Every line of the entries that holds the word "time" is to be copied.

*** Opening of Dataset extract ***

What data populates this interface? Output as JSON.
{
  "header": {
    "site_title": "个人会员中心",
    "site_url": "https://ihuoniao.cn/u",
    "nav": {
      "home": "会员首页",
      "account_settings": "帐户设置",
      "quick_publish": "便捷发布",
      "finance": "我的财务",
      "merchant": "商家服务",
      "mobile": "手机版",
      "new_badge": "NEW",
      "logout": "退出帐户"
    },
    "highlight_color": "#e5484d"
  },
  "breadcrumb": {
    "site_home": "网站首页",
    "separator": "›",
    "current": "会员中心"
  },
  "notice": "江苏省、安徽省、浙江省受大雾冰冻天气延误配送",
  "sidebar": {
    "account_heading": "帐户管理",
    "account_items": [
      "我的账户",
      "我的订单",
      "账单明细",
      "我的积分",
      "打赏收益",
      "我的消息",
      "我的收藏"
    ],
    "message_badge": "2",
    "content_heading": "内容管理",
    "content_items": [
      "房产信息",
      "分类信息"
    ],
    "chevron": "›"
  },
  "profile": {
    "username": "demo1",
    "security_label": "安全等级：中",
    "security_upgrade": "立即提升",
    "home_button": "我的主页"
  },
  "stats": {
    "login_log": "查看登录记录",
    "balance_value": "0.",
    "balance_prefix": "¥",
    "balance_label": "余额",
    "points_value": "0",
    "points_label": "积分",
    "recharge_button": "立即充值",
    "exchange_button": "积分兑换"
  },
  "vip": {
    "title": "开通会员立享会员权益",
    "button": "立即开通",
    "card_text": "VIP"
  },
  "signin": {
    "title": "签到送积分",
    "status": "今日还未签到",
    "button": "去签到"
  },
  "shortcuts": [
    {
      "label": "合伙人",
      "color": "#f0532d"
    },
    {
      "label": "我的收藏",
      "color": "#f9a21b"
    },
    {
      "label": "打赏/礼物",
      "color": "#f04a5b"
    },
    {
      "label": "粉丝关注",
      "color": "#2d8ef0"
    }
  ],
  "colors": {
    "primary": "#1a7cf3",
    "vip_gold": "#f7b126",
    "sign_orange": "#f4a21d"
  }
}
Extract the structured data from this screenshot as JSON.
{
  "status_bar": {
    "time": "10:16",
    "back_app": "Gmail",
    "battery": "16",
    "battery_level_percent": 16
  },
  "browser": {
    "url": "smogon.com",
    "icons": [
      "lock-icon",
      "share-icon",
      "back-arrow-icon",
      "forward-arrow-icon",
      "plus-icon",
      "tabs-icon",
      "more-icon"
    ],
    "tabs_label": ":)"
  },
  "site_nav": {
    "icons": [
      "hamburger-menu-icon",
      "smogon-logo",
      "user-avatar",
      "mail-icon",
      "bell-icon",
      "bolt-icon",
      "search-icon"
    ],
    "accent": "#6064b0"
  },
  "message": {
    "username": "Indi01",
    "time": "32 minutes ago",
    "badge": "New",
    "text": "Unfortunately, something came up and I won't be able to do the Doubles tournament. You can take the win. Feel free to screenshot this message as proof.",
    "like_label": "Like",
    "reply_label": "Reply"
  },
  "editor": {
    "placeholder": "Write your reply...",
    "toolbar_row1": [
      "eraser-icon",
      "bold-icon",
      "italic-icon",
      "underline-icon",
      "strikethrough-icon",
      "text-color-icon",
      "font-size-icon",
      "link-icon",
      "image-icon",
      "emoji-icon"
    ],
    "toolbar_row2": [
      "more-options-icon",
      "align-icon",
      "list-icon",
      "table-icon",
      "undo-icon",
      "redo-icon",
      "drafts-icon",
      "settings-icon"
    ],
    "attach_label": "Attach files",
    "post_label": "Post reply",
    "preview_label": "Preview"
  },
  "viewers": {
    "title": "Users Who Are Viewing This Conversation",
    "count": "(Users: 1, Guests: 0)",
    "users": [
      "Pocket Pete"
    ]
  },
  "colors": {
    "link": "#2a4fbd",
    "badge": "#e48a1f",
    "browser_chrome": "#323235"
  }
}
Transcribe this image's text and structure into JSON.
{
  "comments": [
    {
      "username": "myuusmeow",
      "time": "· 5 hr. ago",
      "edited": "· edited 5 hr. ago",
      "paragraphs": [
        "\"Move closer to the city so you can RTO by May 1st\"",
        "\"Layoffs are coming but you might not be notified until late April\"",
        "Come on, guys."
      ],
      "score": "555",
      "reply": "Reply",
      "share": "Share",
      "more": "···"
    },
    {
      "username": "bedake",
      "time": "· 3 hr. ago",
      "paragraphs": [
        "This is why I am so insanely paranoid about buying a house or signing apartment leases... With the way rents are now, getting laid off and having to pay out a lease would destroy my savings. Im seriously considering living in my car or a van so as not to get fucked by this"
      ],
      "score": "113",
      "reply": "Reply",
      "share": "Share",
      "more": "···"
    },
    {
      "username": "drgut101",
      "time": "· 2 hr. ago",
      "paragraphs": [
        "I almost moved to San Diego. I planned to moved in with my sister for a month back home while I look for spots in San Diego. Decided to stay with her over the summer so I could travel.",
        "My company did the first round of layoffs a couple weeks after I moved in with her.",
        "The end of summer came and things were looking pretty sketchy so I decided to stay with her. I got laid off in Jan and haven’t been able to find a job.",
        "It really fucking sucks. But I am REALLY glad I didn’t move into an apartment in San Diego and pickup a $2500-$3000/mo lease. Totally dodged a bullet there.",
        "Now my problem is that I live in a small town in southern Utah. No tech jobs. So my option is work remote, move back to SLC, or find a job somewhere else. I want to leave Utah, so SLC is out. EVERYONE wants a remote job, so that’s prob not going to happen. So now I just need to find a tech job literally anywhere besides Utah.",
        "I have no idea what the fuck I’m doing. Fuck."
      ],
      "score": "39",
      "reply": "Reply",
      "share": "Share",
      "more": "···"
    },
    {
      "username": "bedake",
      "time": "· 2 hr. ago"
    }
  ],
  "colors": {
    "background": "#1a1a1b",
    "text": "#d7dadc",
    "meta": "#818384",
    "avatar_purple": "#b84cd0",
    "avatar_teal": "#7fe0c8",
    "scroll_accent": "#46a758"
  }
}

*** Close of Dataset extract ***

Problem solution ::
    "time": "10:16",
    "time": "32 minutes ago",
      "time": "· 5 hr. ago",
      "time": "· 3 hr. ago",
      "time": "· 2 hr. ago",
      "time": "· 2 hr. ago"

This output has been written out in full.